Among the entries below, find each line holding "text" and return it.

RECORDS SHOWN section start

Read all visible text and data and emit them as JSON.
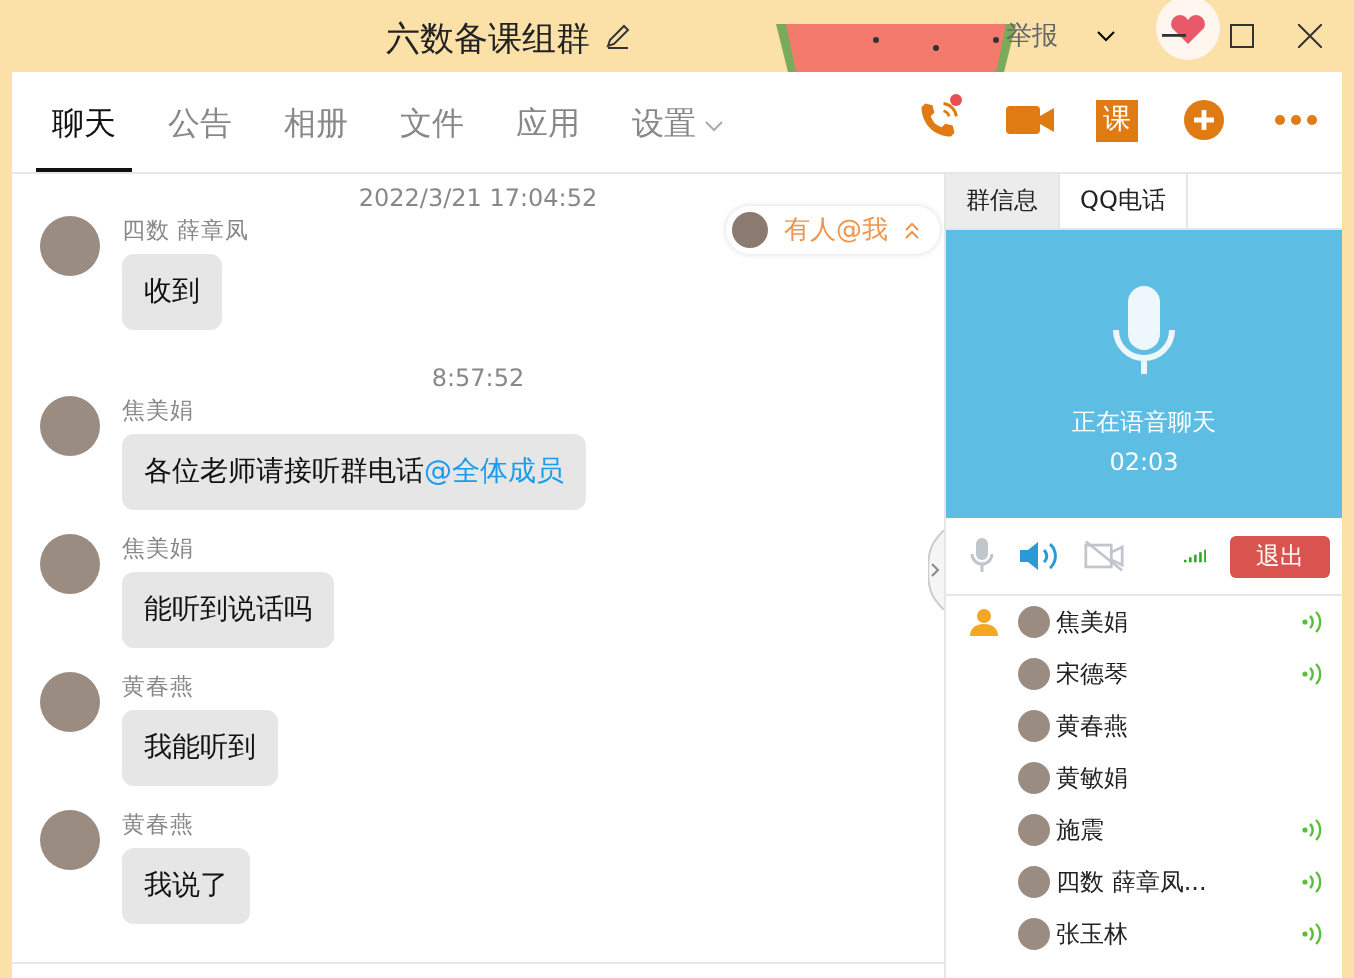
{
  "window": {
    "title": "六数备课组群",
    "report": "举报"
  },
  "tabs": [
    {
      "label": "聊天",
      "selected": true,
      "dropdown": false
    },
    {
      "label": "公告",
      "selected": false,
      "dropdown": false
    },
    {
      "label": "相册",
      "selected": false,
      "dropdown": false
    },
    {
      "label": "文件",
      "selected": false,
      "dropdown": false
    },
    {
      "label": "应用",
      "selected": false,
      "dropdown": false
    },
    {
      "label": "设置",
      "selected": false,
      "dropdown": true
    }
  ],
  "toolbar": [
    {
      "kind": "phone",
      "badge": true
    },
    {
      "kind": "video"
    },
    {
      "kind": "lesson",
      "label": "课"
    },
    {
      "kind": "plus"
    },
    {
      "kind": "more"
    }
  ],
  "messages": [
    {
      "kind": "time",
      "text": "2022/3/21 17:04:52"
    },
    {
      "kind": "message",
      "sender": "四数 薛章凤",
      "text": "收到"
    },
    {
      "kind": "time",
      "text": "8:57:52"
    },
    {
      "kind": "message",
      "sender": "焦美娟",
      "text": "各位老师请接听群电话",
      "mention": "@全体成员"
    },
    {
      "kind": "message",
      "sender": "焦美娟",
      "text": "能听到说话吗"
    },
    {
      "kind": "message",
      "sender": "黄春燕",
      "text": "我能听到"
    },
    {
      "kind": "message",
      "sender": "黄春燕",
      "text": "我说了"
    }
  ],
  "mention_notice": {
    "text": "有人@我"
  },
  "side_tabs": [
    {
      "label": "群信息",
      "selected": false
    },
    {
      "label": "QQ电话",
      "selected": true
    }
  ],
  "call": {
    "status": "正在语音聊天",
    "duration": "02:03",
    "mic_on": false,
    "speaker_on": true,
    "camera_on": false,
    "leave": "退出"
  },
  "members": [
    {
      "name": "焦美娟",
      "host": true,
      "speaking": true
    },
    {
      "name": "宋德琴",
      "host": false,
      "speaking": true
    },
    {
      "name": "黄春燕",
      "host": false,
      "speaking": false
    },
    {
      "name": "黄敏娟",
      "host": false,
      "speaking": false
    },
    {
      "name": "施震",
      "host": false,
      "speaking": true
    },
    {
      "name": "四数 薛章凤...",
      "host": false,
      "speaking": true
    },
    {
      "name": "张玉林",
      "host": false,
      "speaking": true
    }
  ]
}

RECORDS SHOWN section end

EXERCISE SOLUTION
Read all visible text and data and emit them as JSON.
      "text": "2022/3/21 17:04:52"
      "text": "收到"
      "text": "8:57:52"
      "text": "各位老师请接听群电话",
      "text": "能听到说话吗"
      "text": "我能听到"
      "text": "我说了"
    "text": "有人@我"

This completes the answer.